#### WORK ITEM
Your response should contain each line of the data that includes "text".

#### Records excerpted from a collection

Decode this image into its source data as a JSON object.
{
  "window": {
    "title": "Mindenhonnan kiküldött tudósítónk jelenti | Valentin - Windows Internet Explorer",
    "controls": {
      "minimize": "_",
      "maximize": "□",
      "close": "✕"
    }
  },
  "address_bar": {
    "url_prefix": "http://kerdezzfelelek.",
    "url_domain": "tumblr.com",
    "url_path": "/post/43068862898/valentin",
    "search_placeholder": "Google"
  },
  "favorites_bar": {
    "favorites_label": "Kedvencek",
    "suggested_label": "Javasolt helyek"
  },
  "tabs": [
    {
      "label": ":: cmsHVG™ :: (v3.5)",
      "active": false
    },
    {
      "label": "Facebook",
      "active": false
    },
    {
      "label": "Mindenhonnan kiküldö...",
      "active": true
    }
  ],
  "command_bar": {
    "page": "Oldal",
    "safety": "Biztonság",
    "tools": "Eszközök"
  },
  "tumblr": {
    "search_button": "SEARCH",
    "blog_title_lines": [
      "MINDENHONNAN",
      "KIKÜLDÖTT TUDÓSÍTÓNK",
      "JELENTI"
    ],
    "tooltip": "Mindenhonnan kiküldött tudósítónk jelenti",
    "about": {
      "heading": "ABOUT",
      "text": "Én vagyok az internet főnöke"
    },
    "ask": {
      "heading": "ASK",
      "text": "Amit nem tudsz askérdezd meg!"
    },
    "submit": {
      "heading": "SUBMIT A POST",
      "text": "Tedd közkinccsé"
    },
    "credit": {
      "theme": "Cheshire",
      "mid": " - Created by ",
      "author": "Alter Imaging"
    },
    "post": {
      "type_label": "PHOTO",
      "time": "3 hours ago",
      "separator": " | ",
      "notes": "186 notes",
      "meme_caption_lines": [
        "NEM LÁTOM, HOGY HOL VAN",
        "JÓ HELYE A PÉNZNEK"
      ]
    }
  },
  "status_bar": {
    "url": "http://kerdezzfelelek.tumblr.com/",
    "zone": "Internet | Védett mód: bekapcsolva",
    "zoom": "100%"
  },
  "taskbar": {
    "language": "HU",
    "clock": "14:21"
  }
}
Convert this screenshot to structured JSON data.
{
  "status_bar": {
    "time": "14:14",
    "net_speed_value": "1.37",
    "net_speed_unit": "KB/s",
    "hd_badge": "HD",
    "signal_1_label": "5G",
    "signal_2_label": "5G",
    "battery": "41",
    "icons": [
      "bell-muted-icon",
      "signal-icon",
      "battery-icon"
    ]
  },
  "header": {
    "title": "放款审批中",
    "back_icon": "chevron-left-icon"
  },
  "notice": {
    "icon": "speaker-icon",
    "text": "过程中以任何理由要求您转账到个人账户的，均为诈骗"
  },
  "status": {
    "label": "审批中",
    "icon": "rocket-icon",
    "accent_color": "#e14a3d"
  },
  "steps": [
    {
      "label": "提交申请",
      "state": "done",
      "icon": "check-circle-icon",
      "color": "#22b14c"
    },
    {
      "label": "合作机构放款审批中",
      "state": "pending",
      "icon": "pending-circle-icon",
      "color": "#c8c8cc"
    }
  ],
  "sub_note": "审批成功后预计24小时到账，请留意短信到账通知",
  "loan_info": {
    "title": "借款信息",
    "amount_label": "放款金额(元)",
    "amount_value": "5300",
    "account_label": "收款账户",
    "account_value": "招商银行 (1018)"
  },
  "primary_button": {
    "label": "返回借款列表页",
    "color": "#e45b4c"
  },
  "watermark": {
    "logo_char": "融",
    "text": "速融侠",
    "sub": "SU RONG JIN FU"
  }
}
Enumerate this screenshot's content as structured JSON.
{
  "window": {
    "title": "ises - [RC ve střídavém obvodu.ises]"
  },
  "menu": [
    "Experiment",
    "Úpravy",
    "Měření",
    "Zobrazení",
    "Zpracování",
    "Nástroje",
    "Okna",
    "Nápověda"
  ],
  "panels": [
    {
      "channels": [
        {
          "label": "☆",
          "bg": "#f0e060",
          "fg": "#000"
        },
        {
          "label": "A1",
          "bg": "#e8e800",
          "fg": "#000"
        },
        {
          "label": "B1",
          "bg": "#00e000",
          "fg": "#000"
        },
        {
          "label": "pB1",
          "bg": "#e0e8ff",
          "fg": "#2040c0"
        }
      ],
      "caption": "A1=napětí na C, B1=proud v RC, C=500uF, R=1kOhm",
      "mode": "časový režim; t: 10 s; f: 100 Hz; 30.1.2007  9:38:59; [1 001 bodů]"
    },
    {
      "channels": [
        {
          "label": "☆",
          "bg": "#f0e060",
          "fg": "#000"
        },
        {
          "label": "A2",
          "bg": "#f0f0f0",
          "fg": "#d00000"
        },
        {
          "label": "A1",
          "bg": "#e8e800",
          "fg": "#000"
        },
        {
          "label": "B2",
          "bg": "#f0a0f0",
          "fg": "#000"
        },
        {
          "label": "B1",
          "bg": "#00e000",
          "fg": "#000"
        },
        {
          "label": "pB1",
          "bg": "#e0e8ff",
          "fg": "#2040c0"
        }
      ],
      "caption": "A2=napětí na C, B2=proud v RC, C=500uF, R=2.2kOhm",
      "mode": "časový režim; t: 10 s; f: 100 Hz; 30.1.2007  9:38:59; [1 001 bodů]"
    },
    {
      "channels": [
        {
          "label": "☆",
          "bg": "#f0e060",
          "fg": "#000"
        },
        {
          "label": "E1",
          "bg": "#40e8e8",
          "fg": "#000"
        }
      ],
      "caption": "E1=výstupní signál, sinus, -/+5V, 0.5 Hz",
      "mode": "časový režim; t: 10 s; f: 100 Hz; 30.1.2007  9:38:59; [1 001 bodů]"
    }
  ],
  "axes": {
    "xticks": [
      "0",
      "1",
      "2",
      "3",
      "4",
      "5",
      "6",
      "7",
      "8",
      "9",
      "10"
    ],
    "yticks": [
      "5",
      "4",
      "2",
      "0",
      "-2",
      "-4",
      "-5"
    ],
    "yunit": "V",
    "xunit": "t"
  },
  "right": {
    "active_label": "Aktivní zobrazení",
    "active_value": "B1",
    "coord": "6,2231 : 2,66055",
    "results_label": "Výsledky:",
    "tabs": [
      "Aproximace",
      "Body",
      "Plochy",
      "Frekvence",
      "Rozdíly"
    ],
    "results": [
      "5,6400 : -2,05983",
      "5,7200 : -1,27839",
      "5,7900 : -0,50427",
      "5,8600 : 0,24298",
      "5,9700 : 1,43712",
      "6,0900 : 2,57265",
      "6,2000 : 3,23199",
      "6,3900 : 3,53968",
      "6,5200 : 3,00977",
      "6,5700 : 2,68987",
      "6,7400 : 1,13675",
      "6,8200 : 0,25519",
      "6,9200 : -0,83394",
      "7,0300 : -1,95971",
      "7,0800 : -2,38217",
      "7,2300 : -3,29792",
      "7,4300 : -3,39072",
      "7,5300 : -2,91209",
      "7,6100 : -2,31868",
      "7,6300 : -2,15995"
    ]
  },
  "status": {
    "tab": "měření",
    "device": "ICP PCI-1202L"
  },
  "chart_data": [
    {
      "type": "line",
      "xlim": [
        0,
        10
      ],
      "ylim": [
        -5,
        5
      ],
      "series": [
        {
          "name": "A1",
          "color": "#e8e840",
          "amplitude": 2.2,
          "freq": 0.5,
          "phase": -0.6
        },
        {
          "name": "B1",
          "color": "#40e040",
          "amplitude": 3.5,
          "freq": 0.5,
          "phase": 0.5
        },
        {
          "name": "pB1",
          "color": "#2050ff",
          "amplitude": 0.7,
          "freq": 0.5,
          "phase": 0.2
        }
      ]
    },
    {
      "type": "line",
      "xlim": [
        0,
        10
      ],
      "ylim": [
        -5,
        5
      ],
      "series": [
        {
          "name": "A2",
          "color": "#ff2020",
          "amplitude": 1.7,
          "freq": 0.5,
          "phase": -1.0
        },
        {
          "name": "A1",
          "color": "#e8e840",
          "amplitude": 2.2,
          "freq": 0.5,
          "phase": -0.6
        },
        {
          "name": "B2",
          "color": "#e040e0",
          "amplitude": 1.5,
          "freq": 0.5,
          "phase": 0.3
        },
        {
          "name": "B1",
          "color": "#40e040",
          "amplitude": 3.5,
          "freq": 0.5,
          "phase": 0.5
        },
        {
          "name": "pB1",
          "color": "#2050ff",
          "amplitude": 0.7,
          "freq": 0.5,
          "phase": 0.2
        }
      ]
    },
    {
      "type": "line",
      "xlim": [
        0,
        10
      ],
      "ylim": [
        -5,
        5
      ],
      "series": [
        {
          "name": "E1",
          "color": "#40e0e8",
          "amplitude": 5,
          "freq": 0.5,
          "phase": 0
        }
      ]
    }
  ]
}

#### ANSWER
      "text": "Én vagyok az internet főnöke"
      "text": "Amit nem tudsz askérdezd meg!"
      "text": "Tedd közkinccsé"
    "text": "过程中以任何理由要求您转账到个人账户的，均为诈骗"
    "text": "速融侠",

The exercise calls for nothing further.